(RECORD SET begins)
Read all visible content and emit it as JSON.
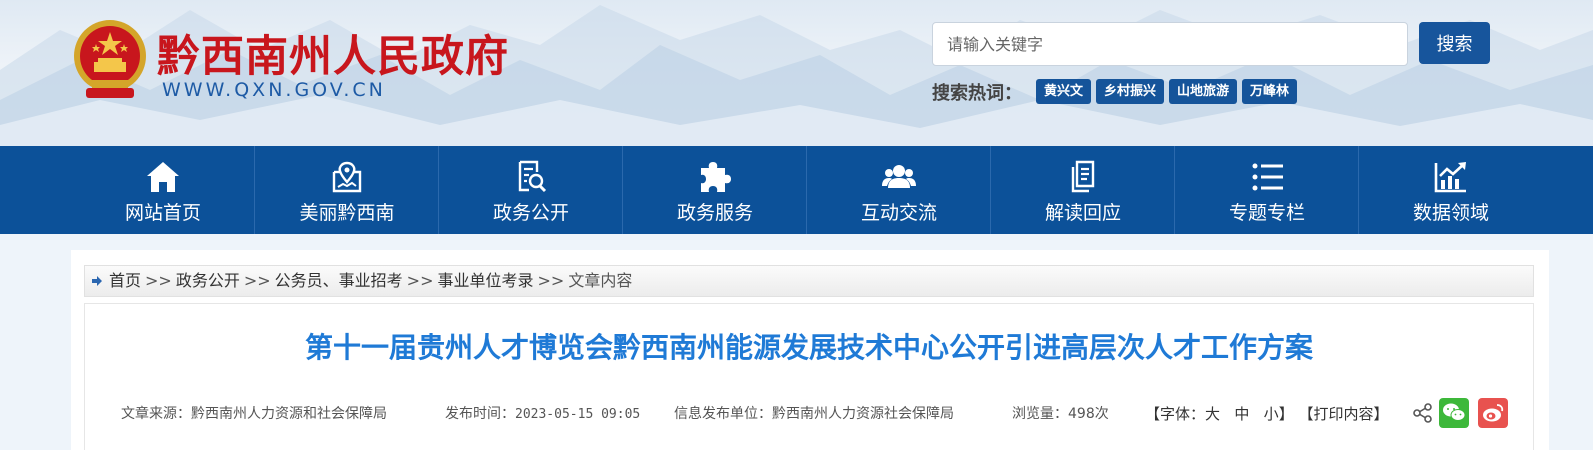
{
  "header": {
    "site_title": "黔西南州人民政府",
    "site_url": "WWW.QXN.GOV.CN",
    "search": {
      "placeholder": "请输入关键字",
      "button_label": "搜索"
    },
    "hot_label": "搜索热词：",
    "hot_tags": [
      "黄兴文",
      "乡村振兴",
      "山地旅游",
      "万峰林"
    ]
  },
  "nav": {
    "items": [
      {
        "label": "网站首页",
        "icon": "home-icon"
      },
      {
        "label": "美丽黔西南",
        "icon": "map-pin-icon"
      },
      {
        "label": "政务公开",
        "icon": "document-search-icon"
      },
      {
        "label": "政务服务",
        "icon": "puzzle-icon"
      },
      {
        "label": "互动交流",
        "icon": "users-icon"
      },
      {
        "label": "解读回应",
        "icon": "clipboard-icon"
      },
      {
        "label": "专题专栏",
        "icon": "list-icon"
      },
      {
        "label": "数据领域",
        "icon": "chart-icon"
      }
    ]
  },
  "breadcrumb": {
    "items": [
      "首页",
      "政务公开",
      "公务员、事业招考",
      "事业单位考录"
    ],
    "separator": ">>",
    "current": "文章内容"
  },
  "article": {
    "title": "第十一届贵州人才博览会黔西南州能源发展技术中心公开引进高层次人才工作方案",
    "meta": {
      "source_label": "文章来源：",
      "source": "黔西南州人力资源和社会保障局",
      "time_label": "发布时间：",
      "time": "2023-05-15 09:05",
      "publisher_label": "信息发布单位：",
      "publisher": "黔西南州人力资源社会保障局",
      "views_label": "浏览量：",
      "views": "498次"
    },
    "tools": {
      "font_prefix": "【字体：",
      "font_large": "大",
      "font_medium": "中",
      "font_small": "小",
      "font_suffix": "】",
      "print": "【打印内容】"
    }
  },
  "colors": {
    "nav_bg": "#0c5199",
    "title_red": "#c8161d",
    "article_title": "#1f7ad6",
    "tag_bg": "#15549a"
  }
}
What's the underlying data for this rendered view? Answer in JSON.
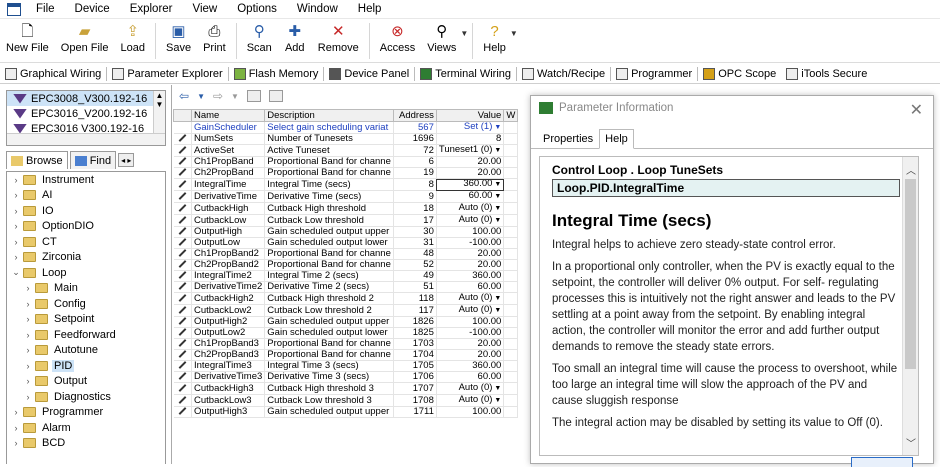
{
  "menu": {
    "items": [
      "File",
      "Device",
      "Explorer",
      "View",
      "Options",
      "Window",
      "Help"
    ]
  },
  "toolbar": {
    "new_file": "New File",
    "open_file": "Open File",
    "load": "Load",
    "save": "Save",
    "print": "Print",
    "scan": "Scan",
    "add": "Add",
    "remove": "Remove",
    "access": "Access",
    "views": "Views",
    "help": "Help"
  },
  "subtoolbar": {
    "items": [
      "Graphical Wiring",
      "Parameter Explorer",
      "Flash Memory",
      "Device Panel",
      "Terminal Wiring",
      "Watch/Recipe",
      "Programmer",
      "OPC Scope",
      "iTools Secure"
    ]
  },
  "devices": [
    "EPC3008_V300.192-16",
    "EPC3016_V200.192-16",
    "EPC3016 V300.192-16"
  ],
  "tabs": {
    "browse": "Browse",
    "find": "Find"
  },
  "tree": [
    {
      "label": "Instrument",
      "indent": 0,
      "expanded": false
    },
    {
      "label": "AI",
      "indent": 0,
      "expanded": false
    },
    {
      "label": "IO",
      "indent": 0,
      "expanded": false
    },
    {
      "label": "OptionDIO",
      "indent": 0,
      "expanded": false
    },
    {
      "label": "CT",
      "indent": 0,
      "expanded": false
    },
    {
      "label": "Zirconia",
      "indent": 0,
      "expanded": false
    },
    {
      "label": "Loop",
      "indent": 0,
      "expanded": true
    },
    {
      "label": "Main",
      "indent": 1,
      "expanded": false
    },
    {
      "label": "Config",
      "indent": 1,
      "expanded": false
    },
    {
      "label": "Setpoint",
      "indent": 1,
      "expanded": false
    },
    {
      "label": "Feedforward",
      "indent": 1,
      "expanded": false
    },
    {
      "label": "Autotune",
      "indent": 1,
      "expanded": false
    },
    {
      "label": "PID",
      "indent": 1,
      "expanded": false,
      "selected": true
    },
    {
      "label": "Output",
      "indent": 1,
      "expanded": false
    },
    {
      "label": "Diagnostics",
      "indent": 1,
      "expanded": false
    },
    {
      "label": "Programmer",
      "indent": 0,
      "expanded": false
    },
    {
      "label": "Alarm",
      "indent": 0,
      "expanded": false
    },
    {
      "label": "BCD",
      "indent": 0,
      "expanded": false
    }
  ],
  "table": {
    "headers": [
      "Name",
      "Description",
      "Address",
      "Value",
      "W"
    ],
    "rows": [
      [
        "GainScheduler",
        "Select gain scheduling variat",
        "567",
        "Set (1)"
      ],
      [
        "NumSets",
        "Number of Tunesets",
        "1696",
        "8"
      ],
      [
        "ActiveSet",
        "Active Tuneset",
        "72",
        "Tuneset1 (0)"
      ],
      [
        "Ch1PropBand",
        "Proportional Band for channe",
        "6",
        "20.00"
      ],
      [
        "Ch2PropBand",
        "Proportional Band for channe",
        "19",
        "20.00"
      ],
      [
        "IntegralTime",
        "Integral Time (secs)",
        "8",
        "360.00"
      ],
      [
        "DerivativeTime",
        "Derivative Time (secs)",
        "9",
        "60.00"
      ],
      [
        "CutbackHigh",
        "Cutback High threshold",
        "18",
        "Auto (0)"
      ],
      [
        "CutbackLow",
        "Cutback Low threshold",
        "17",
        "Auto (0)"
      ],
      [
        "OutputHigh",
        "Gain scheduled output upper",
        "30",
        "100.00"
      ],
      [
        "OutputLow",
        "Gain scheduled output lower",
        "31",
        "-100.00"
      ],
      [
        "Ch1PropBand2",
        "Proportional Band for channe",
        "48",
        "20.00"
      ],
      [
        "Ch2PropBand2",
        "Proportional Band for channe",
        "52",
        "20.00"
      ],
      [
        "IntegralTime2",
        "Integral Time 2 (secs)",
        "49",
        "360.00"
      ],
      [
        "DerivativeTime2",
        "Derivative Time 2 (secs)",
        "51",
        "60.00"
      ],
      [
        "CutbackHigh2",
        "Cutback High threshold 2",
        "118",
        "Auto (0)"
      ],
      [
        "CutbackLow2",
        "Cutback Low threshold 2",
        "117",
        "Auto (0)"
      ],
      [
        "OutputHigh2",
        "Gain scheduled output upper",
        "1826",
        "100.00"
      ],
      [
        "OutputLow2",
        "Gain scheduled output lower",
        "1825",
        "-100.00"
      ],
      [
        "Ch1PropBand3",
        "Proportional Band for channe",
        "1703",
        "20.00"
      ],
      [
        "Ch2PropBand3",
        "Proportional Band for channe",
        "1704",
        "20.00"
      ],
      [
        "IntegralTime3",
        "Integral Time 3 (secs)",
        "1705",
        "360.00"
      ],
      [
        "DerivativeTime3",
        "Derivative Time 3 (secs)",
        "1706",
        "60.00"
      ],
      [
        "CutbackHigh3",
        "Cutback High threshold 3",
        "1707",
        "Auto (0)"
      ],
      [
        "CutbackLow3",
        "Cutback Low threshold 3",
        "1708",
        "Auto (0)"
      ],
      [
        "OutputHigh3",
        "Gain scheduled output upper",
        "1711",
        "100.00"
      ]
    ],
    "dropdown_rows": [
      0,
      2,
      5,
      6,
      7,
      8,
      15,
      16,
      23,
      24
    ]
  },
  "dialog": {
    "title": "Parameter Information",
    "tabs": [
      "Properties",
      "Help"
    ],
    "breadcrumb": "Control Loop . Loop TuneSets",
    "path": "Loop.PID.IntegralTime",
    "heading": "Integral Time (secs)",
    "paragraphs": [
      "Integral helps to achieve zero steady-state control error.",
      "In a proportional only controller, when the PV is exactly equal to the setpoint, the controller will deliver 0% output. For self- regulating processes this is intuitively not the right answer and leads to the PV settling at a point away from the setpoint. By enabling integral action, the controller will monitor the error and add further output demands to remove the steady state errors.",
      "Too small an integral time will cause the process to overshoot, while too large an integral time will slow the approach of the PV and cause sluggish response",
      "The integral action may be disabled by setting its value to Off (0)."
    ]
  },
  "colors": {
    "selection": "#cde3f7",
    "gain_row_text": "#1d3fbf",
    "dialog_icon": "#2e7d32"
  }
}
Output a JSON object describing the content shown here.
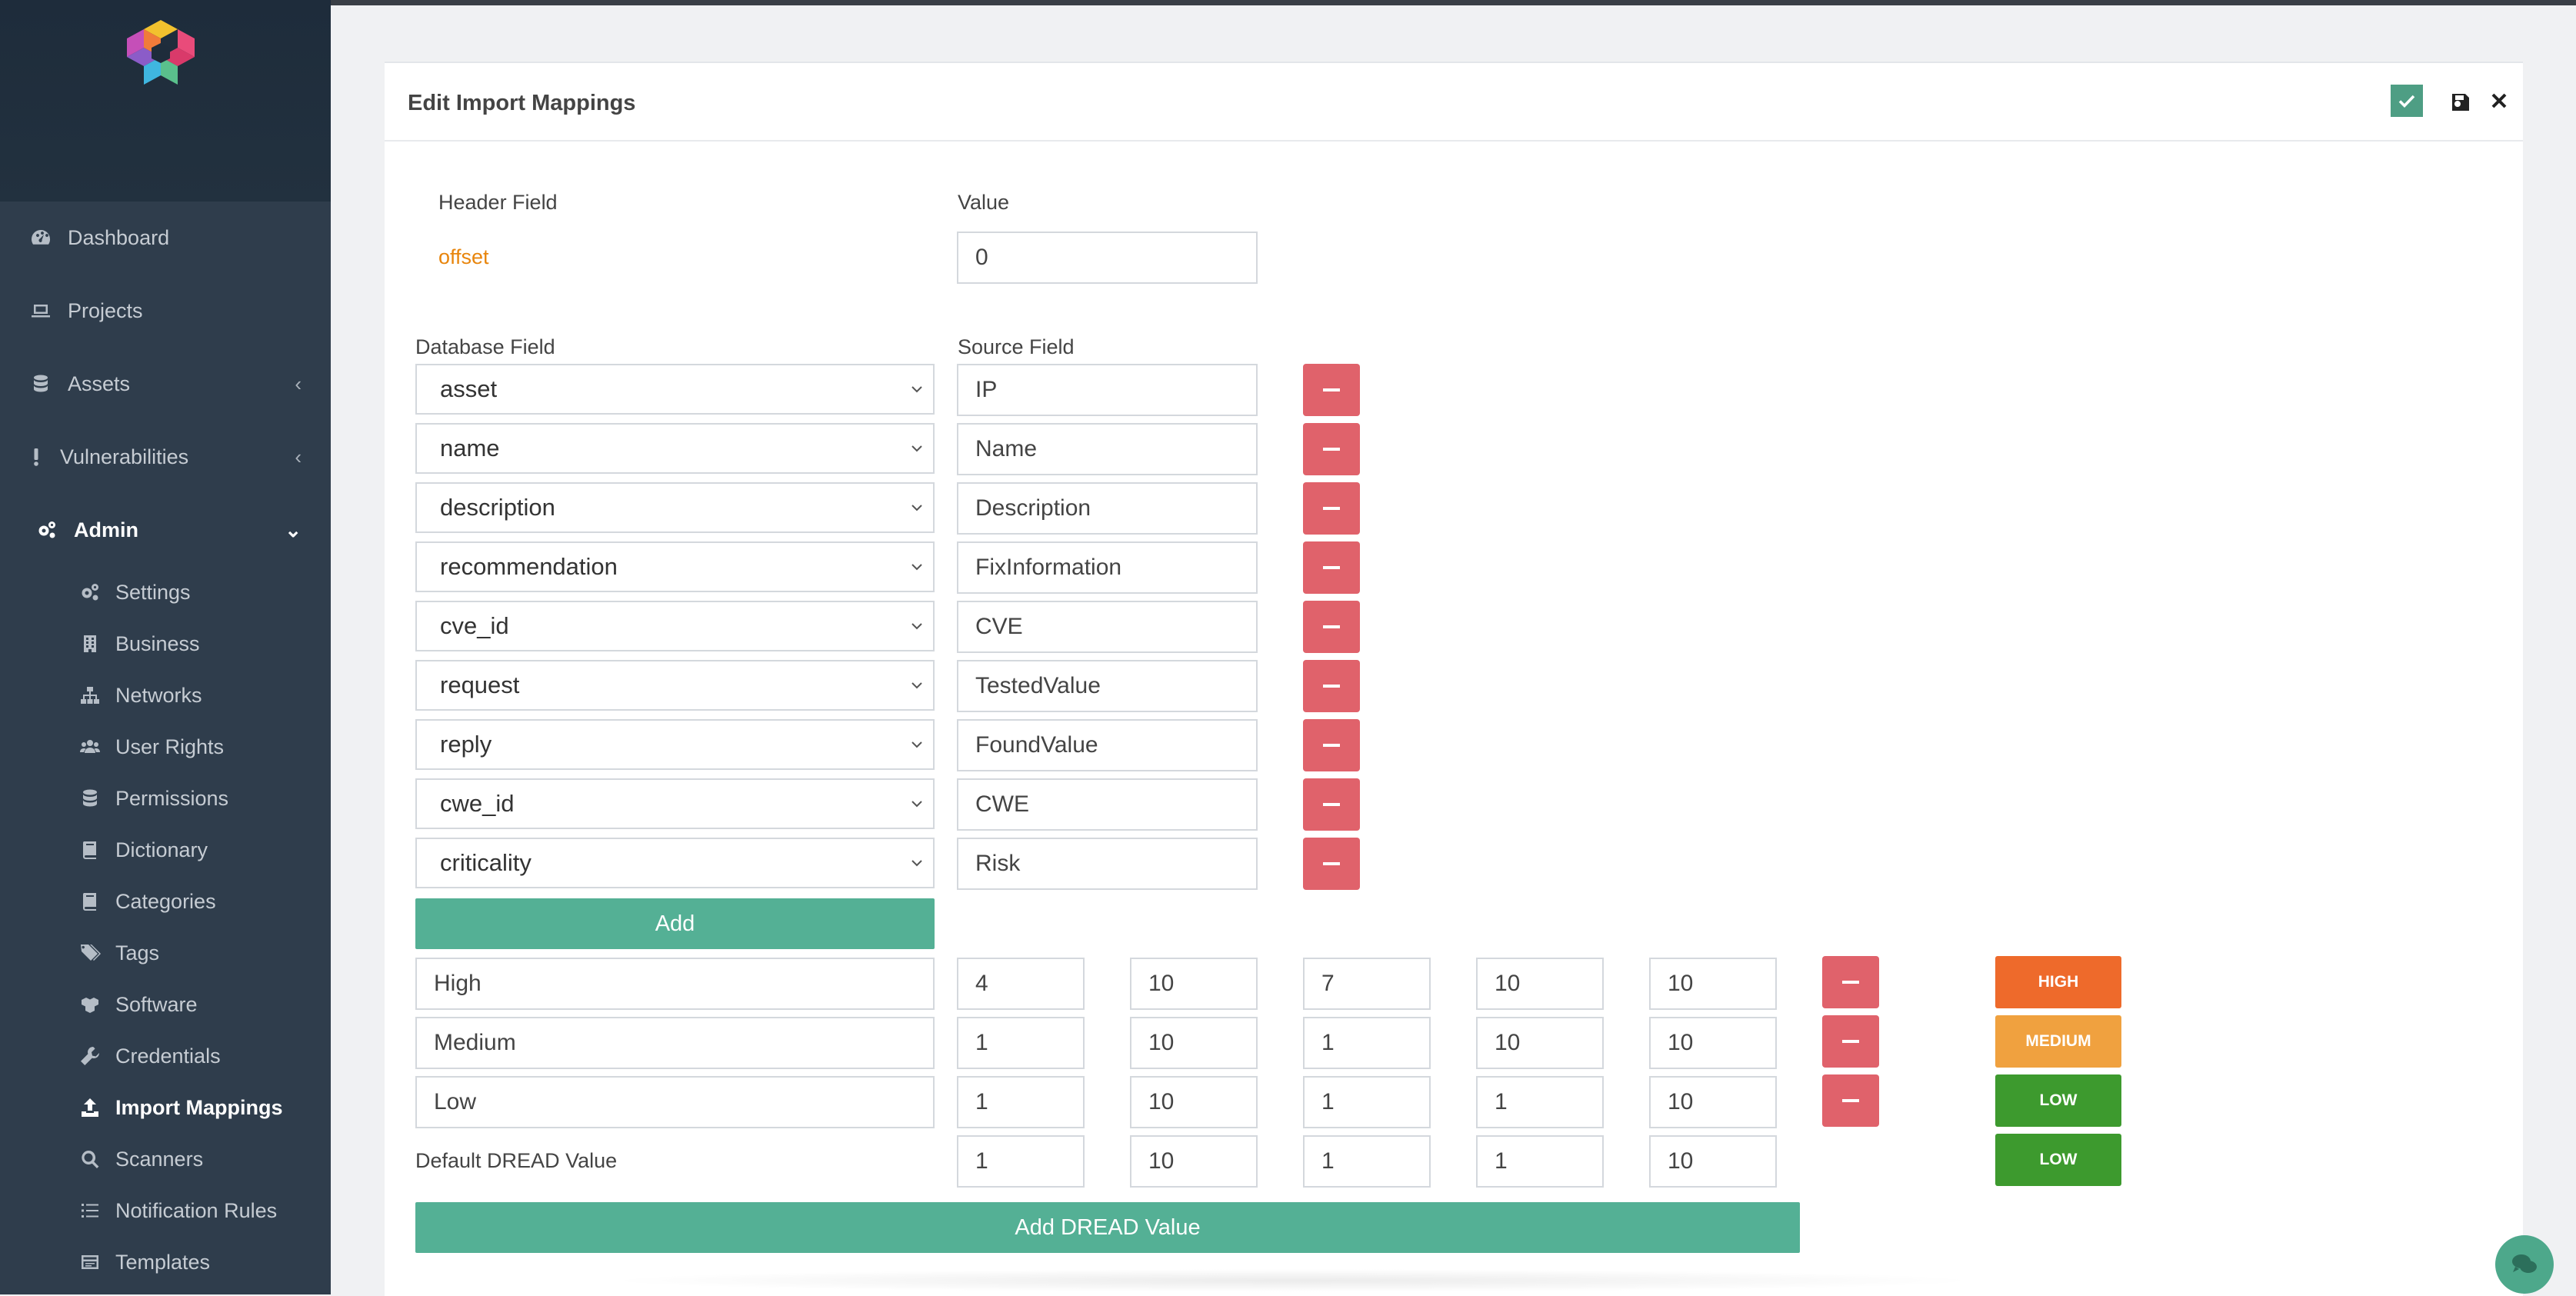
{
  "sidebar": {
    "items": [
      {
        "label": "Dashboard",
        "icon": "gauge-icon"
      },
      {
        "label": "Projects",
        "icon": "laptop-icon"
      },
      {
        "label": "Assets",
        "icon": "database-icon"
      },
      {
        "label": "Vulnerabilities",
        "icon": "exclamation-icon"
      },
      {
        "label": "Admin",
        "icon": "gears-icon"
      }
    ],
    "admin_items": [
      {
        "label": "Settings",
        "icon": "gears-icon"
      },
      {
        "label": "Business",
        "icon": "building-icon"
      },
      {
        "label": "Networks",
        "icon": "sitemap-icon"
      },
      {
        "label": "User Rights",
        "icon": "users-icon"
      },
      {
        "label": "Permissions",
        "icon": "database-icon"
      },
      {
        "label": "Dictionary",
        "icon": "book-icon"
      },
      {
        "label": "Categories",
        "icon": "book-icon"
      },
      {
        "label": "Tags",
        "icon": "tags-icon"
      },
      {
        "label": "Software",
        "icon": "boxes-icon"
      },
      {
        "label": "Credentials",
        "icon": "wrench-icon"
      },
      {
        "label": "Import Mappings",
        "icon": "upload-icon"
      },
      {
        "label": "Scanners",
        "icon": "search-icon"
      },
      {
        "label": "Notification Rules",
        "icon": "list-icon"
      },
      {
        "label": "Templates",
        "icon": "template-icon"
      }
    ]
  },
  "card": {
    "title": "Edit Import Mappings"
  },
  "header_section": {
    "col_header_field": "Header Field",
    "col_value": "Value",
    "field_name": "offset",
    "field_value": "0"
  },
  "mapping_section": {
    "col_database_field": "Database Field",
    "col_source_field": "Source Field",
    "rows": [
      {
        "db": "asset",
        "src": "IP"
      },
      {
        "db": "name",
        "src": "Name"
      },
      {
        "db": "description",
        "src": "Description"
      },
      {
        "db": "recommendation",
        "src": "FixInformation"
      },
      {
        "db": "cve_id",
        "src": "CVE"
      },
      {
        "db": "request",
        "src": "TestedValue"
      },
      {
        "db": "reply",
        "src": "FoundValue"
      },
      {
        "db": "cwe_id",
        "src": "CWE"
      },
      {
        "db": "criticality",
        "src": "Risk"
      }
    ],
    "add_label": "Add"
  },
  "dread_section": {
    "rows": [
      {
        "name": "High",
        "values": [
          "4",
          "10",
          "7",
          "10",
          "10"
        ],
        "badge": "HIGH",
        "badge_color": "#ee6a2b"
      },
      {
        "name": "Medium",
        "values": [
          "1",
          "10",
          "1",
          "10",
          "10"
        ],
        "badge": "MEDIUM",
        "badge_color": "#f0a13f"
      },
      {
        "name": "Low",
        "values": [
          "1",
          "10",
          "1",
          "1",
          "10"
        ],
        "badge": "LOW",
        "badge_color": "#3d9a2e"
      }
    ],
    "default_label": "Default DREAD Value",
    "default_values": [
      "1",
      "10",
      "1",
      "1",
      "10"
    ],
    "default_badge": "LOW",
    "default_badge_color": "#3d9a2e",
    "add_label": "Add DREAD Value"
  },
  "colors": {
    "sidebar_bg": "#2f3d4c",
    "accent_green": "#54b095",
    "danger_red": "#e0626b"
  }
}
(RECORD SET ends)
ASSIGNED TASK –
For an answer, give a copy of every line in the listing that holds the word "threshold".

RESPONSE FOR THIS EXERCISE –
        "Cutback High threshold",
        "Cutback Low threshold",
        "Cutback High threshold 2",
        "Cutback Low threshold 2",
        "Cutback High threshold 3",
        "Cutback Low threshold 3",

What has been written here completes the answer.